_WORK INSTRUCTION:_ Filter the listing for lines containing "bolsa".

_DATA TO PROCESS:_
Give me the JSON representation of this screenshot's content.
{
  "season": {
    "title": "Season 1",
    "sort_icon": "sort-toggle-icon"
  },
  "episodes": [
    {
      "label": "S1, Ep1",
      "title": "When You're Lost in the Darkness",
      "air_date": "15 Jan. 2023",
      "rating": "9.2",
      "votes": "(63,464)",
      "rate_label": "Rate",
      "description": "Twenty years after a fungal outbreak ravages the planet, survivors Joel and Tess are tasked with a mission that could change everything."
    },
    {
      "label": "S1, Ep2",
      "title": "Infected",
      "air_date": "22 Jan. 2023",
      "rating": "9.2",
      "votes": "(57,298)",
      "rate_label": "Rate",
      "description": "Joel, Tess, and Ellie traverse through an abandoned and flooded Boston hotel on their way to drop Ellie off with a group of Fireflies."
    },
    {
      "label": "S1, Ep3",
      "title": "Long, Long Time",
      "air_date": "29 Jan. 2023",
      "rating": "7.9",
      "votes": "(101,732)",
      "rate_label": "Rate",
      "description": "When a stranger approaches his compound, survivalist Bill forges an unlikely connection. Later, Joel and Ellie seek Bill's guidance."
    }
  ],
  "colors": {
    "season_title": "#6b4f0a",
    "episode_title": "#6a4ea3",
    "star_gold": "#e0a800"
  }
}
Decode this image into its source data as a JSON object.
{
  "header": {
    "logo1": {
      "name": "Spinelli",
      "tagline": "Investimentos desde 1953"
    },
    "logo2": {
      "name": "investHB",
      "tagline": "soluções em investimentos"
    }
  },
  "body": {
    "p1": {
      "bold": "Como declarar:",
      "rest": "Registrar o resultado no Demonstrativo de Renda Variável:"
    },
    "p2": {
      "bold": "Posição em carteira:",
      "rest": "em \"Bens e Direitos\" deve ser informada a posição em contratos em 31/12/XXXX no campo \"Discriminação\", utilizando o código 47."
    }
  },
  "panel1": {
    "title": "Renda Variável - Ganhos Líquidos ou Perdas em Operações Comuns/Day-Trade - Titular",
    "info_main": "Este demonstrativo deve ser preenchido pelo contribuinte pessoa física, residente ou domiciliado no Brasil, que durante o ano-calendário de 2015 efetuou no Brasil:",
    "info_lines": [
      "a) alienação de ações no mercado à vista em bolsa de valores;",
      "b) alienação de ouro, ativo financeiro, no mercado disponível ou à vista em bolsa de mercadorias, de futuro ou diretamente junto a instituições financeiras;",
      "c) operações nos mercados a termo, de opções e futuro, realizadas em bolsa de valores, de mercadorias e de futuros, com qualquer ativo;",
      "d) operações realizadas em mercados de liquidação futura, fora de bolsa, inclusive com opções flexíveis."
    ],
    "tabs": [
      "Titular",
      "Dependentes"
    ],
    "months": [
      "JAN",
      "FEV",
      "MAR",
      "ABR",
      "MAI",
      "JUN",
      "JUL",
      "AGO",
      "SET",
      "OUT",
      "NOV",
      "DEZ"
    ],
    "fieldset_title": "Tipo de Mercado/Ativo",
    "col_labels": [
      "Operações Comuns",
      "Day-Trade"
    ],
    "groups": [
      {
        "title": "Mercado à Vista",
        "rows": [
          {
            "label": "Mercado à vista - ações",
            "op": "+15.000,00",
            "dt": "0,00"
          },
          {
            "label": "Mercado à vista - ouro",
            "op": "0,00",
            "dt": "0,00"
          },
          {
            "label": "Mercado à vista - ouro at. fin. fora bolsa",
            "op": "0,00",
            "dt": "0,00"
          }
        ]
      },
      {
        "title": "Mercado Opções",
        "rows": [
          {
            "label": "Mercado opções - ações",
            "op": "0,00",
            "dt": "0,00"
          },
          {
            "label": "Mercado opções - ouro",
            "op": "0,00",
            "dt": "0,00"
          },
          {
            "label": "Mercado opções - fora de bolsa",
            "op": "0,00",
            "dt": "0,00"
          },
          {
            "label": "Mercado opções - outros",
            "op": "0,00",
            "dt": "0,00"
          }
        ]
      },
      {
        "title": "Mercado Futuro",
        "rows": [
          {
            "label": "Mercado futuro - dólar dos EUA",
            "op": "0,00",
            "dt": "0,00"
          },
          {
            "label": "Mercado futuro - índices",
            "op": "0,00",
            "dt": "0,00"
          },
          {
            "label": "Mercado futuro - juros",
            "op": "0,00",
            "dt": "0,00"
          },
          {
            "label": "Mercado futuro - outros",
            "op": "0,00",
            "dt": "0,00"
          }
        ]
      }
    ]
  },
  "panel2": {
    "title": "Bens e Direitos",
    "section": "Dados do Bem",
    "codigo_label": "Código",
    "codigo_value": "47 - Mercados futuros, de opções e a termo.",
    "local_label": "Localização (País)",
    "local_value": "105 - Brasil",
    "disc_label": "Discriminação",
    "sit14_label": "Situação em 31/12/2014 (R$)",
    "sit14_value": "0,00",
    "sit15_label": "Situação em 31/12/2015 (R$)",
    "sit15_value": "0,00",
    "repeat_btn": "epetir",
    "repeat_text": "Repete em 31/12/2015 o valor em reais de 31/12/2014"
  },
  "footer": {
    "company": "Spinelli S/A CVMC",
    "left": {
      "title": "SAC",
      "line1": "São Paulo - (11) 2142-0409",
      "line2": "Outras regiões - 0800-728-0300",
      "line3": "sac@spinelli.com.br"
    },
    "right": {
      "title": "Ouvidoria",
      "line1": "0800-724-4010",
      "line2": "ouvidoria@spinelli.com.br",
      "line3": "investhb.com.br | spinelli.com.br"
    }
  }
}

_SOLVED EXERCISE:_
      "a) alienação de ações no mercado à vista em bolsa de valores;",
      "b) alienação de ouro, ativo financeiro, no mercado disponível ou à vista em bolsa de mercadorias, de futuro ou diretamente junto a instituições financeiras;",
      "c) operações nos mercados a termo, de opções e futuro, realizadas em bolsa de valores, de mercadorias e de futuros, com qualquer ativo;",
      "d) operações realizadas em mercados de liquidação futura, fora de bolsa, inclusive com opções flexíveis."
            "label": "Mercado à vista - ouro at. fin. fora bolsa",
            "label": "Mercado opções - fora de bolsa",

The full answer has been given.